Page and application data records
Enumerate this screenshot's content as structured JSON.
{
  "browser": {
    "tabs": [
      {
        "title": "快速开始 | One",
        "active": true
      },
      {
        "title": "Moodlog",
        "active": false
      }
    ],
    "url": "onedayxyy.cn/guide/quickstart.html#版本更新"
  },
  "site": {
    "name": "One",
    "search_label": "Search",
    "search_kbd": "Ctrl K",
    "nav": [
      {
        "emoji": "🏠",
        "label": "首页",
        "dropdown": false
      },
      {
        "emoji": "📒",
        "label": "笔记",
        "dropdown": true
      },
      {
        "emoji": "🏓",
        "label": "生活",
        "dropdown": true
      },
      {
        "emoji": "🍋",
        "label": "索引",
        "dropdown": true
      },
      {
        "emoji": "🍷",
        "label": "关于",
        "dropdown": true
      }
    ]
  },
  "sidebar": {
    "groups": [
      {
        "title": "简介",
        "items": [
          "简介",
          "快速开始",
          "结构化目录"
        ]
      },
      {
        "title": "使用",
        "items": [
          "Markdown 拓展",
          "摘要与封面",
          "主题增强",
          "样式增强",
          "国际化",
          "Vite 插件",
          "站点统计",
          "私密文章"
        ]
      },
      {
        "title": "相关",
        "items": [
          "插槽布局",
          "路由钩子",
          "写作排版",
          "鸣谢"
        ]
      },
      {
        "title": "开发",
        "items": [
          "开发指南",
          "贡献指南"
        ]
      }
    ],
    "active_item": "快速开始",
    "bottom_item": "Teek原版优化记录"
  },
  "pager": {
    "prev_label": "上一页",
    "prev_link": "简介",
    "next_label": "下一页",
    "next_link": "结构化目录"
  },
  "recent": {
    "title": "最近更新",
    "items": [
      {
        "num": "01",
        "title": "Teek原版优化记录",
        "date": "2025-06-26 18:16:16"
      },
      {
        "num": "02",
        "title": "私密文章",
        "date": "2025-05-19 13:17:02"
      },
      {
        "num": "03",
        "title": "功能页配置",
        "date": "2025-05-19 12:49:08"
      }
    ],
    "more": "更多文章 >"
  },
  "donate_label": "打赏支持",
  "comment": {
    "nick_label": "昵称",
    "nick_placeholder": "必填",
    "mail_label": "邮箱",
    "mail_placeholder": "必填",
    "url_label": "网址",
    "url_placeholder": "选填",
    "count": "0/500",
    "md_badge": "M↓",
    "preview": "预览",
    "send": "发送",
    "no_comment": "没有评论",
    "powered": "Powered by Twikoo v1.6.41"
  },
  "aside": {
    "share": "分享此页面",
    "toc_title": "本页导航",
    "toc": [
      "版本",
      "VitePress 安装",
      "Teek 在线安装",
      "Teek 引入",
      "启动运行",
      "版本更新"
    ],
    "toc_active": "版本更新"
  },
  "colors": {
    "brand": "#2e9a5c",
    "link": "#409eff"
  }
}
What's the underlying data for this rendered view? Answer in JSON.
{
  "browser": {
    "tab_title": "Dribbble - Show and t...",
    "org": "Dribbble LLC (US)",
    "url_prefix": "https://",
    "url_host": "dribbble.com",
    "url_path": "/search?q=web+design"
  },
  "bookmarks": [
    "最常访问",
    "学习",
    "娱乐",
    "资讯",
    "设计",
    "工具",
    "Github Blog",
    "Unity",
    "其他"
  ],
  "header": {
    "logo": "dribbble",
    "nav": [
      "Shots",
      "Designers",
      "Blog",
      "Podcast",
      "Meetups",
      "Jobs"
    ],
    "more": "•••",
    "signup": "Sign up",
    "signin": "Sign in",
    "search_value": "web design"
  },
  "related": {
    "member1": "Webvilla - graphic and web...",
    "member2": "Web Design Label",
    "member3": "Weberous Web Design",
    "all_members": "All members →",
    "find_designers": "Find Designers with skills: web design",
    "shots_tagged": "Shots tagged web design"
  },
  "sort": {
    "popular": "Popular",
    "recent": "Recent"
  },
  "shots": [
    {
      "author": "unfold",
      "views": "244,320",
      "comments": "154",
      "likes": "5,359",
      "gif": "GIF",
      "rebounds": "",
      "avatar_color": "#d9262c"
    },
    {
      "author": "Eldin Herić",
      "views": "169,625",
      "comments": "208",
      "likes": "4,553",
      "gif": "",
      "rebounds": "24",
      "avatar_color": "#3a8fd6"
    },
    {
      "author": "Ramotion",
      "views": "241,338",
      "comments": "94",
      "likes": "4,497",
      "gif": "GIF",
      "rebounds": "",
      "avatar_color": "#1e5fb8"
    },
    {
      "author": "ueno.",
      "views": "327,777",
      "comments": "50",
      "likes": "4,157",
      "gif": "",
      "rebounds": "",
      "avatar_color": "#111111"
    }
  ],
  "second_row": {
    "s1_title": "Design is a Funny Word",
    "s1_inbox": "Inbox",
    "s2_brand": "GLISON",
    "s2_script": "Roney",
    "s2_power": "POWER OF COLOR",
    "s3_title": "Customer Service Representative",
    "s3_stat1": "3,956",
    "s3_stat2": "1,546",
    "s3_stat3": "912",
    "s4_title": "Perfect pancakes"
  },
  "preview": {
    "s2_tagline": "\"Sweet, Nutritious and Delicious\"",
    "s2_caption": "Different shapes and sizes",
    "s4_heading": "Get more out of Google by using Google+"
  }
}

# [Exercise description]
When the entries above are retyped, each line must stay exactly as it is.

# [Solution for this problem]
Enumerate this screenshot's content as structured JSON.
{
  "browser": {
    "tabs": [
      {
        "title": "快速开始 | One",
        "active": true
      },
      {
        "title": "Moodlog",
        "active": false
      }
    ],
    "url": "onedayxyy.cn/guide/quickstart.html#版本更新"
  },
  "site": {
    "name": "One",
    "search_label": "Search",
    "search_kbd": "Ctrl K",
    "nav": [
      {
        "emoji": "🏠",
        "label": "首页",
        "dropdown": false
      },
      {
        "emoji": "📒",
        "label": "笔记",
        "dropdown": true
      },
      {
        "emoji": "🏓",
        "label": "生活",
        "dropdown": true
      },
      {
        "emoji": "🍋",
        "label": "索引",
        "dropdown": true
      },
      {
        "emoji": "🍷",
        "label": "关于",
        "dropdown": true
      }
    ]
  },
  "sidebar": {
    "groups": [
      {
        "title": "简介",
        "items": [
          "简介",
          "快速开始",
          "结构化目录"
        ]
      },
      {
        "title": "使用",
        "items": [
          "Markdown 拓展",
          "摘要与封面",
          "主题增强",
          "样式增强",
          "国际化",
          "Vite 插件",
          "站点统计",
          "私密文章"
        ]
      },
      {
        "title": "相关",
        "items": [
          "插槽布局",
          "路由钩子",
          "写作排版",
          "鸣谢"
        ]
      },
      {
        "title": "开发",
        "items": [
          "开发指南",
          "贡献指南"
        ]
      }
    ],
    "active_item": "快速开始",
    "bottom_item": "Teek原版优化记录"
  },
  "pager": {
    "prev_label": "上一页",
    "prev_link": "简介",
    "next_label": "下一页",
    "next_link": "结构化目录"
  },
  "recent": {
    "title": "最近更新",
    "items": [
      {
        "num": "01",
        "title": "Teek原版优化记录",
        "date": "2025-06-26 18:16:16"
      },
      {
        "num": "02",
        "title": "私密文章",
        "date": "2025-05-19 13:17:02"
      },
      {
        "num": "03",
        "title": "功能页配置",
        "date": "2025-05-19 12:49:08"
      }
    ],
    "more": "更多文章 >"
  },
  "donate_label": "打赏支持",
  "comment": {
    "nick_label": "昵称",
    "nick_placeholder": "必填",
    "mail_label": "邮箱",
    "mail_placeholder": "必填",
    "url_label": "网址",
    "url_placeholder": "选填",
    "count": "0/500",
    "md_badge": "M↓",
    "preview": "预览",
    "send": "发送",
    "no_comment": "没有评论",
    "powered": "Powered by Twikoo v1.6.41"
  },
  "aside": {
    "share": "分享此页面",
    "toc_title": "本页导航",
    "toc": [
      "版本",
      "VitePress 安装",
      "Teek 在线安装",
      "Teek 引入",
      "启动运行",
      "版本更新"
    ],
    "toc_active": "版本更新"
  },
  "colors": {
    "brand": "#2e9a5c",
    "link": "#409eff"
  }
}
What's the underlying data for this rendered view? Answer in JSON.
{
  "browser": {
    "tab_title": "Dribbble - Show and t...",
    "org": "Dribbble LLC (US)",
    "url_prefix": "https://",
    "url_host": "dribbble.com",
    "url_path": "/search?q=web+design"
  },
  "bookmarks": [
    "最常访问",
    "学习",
    "娱乐",
    "资讯",
    "设计",
    "工具",
    "Github Blog",
    "Unity",
    "其他"
  ],
  "header": {
    "logo": "dribbble",
    "nav": [
      "Shots",
      "Designers",
      "Blog",
      "Podcast",
      "Meetups",
      "Jobs"
    ],
    "more": "•••",
    "signup": "Sign up",
    "signin": "Sign in",
    "search_value": "web design"
  },
  "related": {
    "member1": "Webvilla - graphic and web...",
    "member2": "Web Design Label",
    "member3": "Weberous Web Design",
    "all_members": "All members →",
    "find_designers": "Find Designers with skills: web design",
    "shots_tagged": "Shots tagged web design"
  },
  "sort": {
    "popular": "Popular",
    "recent": "Recent"
  },
  "shots": [
    {
      "author": "unfold",
      "views": "244,320",
      "comments": "154",
      "likes": "5,359",
      "gif": "GIF",
      "rebounds": "",
      "avatar_color": "#d9262c"
    },
    {
      "author": "Eldin Herić",
      "views": "169,625",
      "comments": "208",
      "likes": "4,553",
      "gif": "",
      "rebounds": "24",
      "avatar_color": "#3a8fd6"
    },
    {
      "author": "Ramotion",
      "views": "241,338",
      "comments": "94",
      "likes": "4,497",
      "gif": "GIF",
      "rebounds": "",
      "avatar_color": "#1e5fb8"
    },
    {
      "author": "ueno.",
      "views": "327,777",
      "comments": "50",
      "likes": "4,157",
      "gif": "",
      "rebounds": "",
      "avatar_color": "#111111"
    }
  ],
  "second_row": {
    "s1_title": "Design is a Funny Word",
    "s1_inbox": "Inbox",
    "s2_brand": "GLISON",
    "s2_script": "Roney",
    "s2_power": "POWER OF COLOR",
    "s3_title": "Customer Service Representative",
    "s3_stat1": "3,956",
    "s3_stat2": "1,546",
    "s3_stat3": "912",
    "s4_title": "Perfect pancakes"
  },
  "preview": {
    "s2_tagline": "\"Sweet, Nutritious and Delicious\"",
    "s2_caption": "Different shapes and sizes",
    "s4_heading": "Get more out of Google by using Google+"
  }
}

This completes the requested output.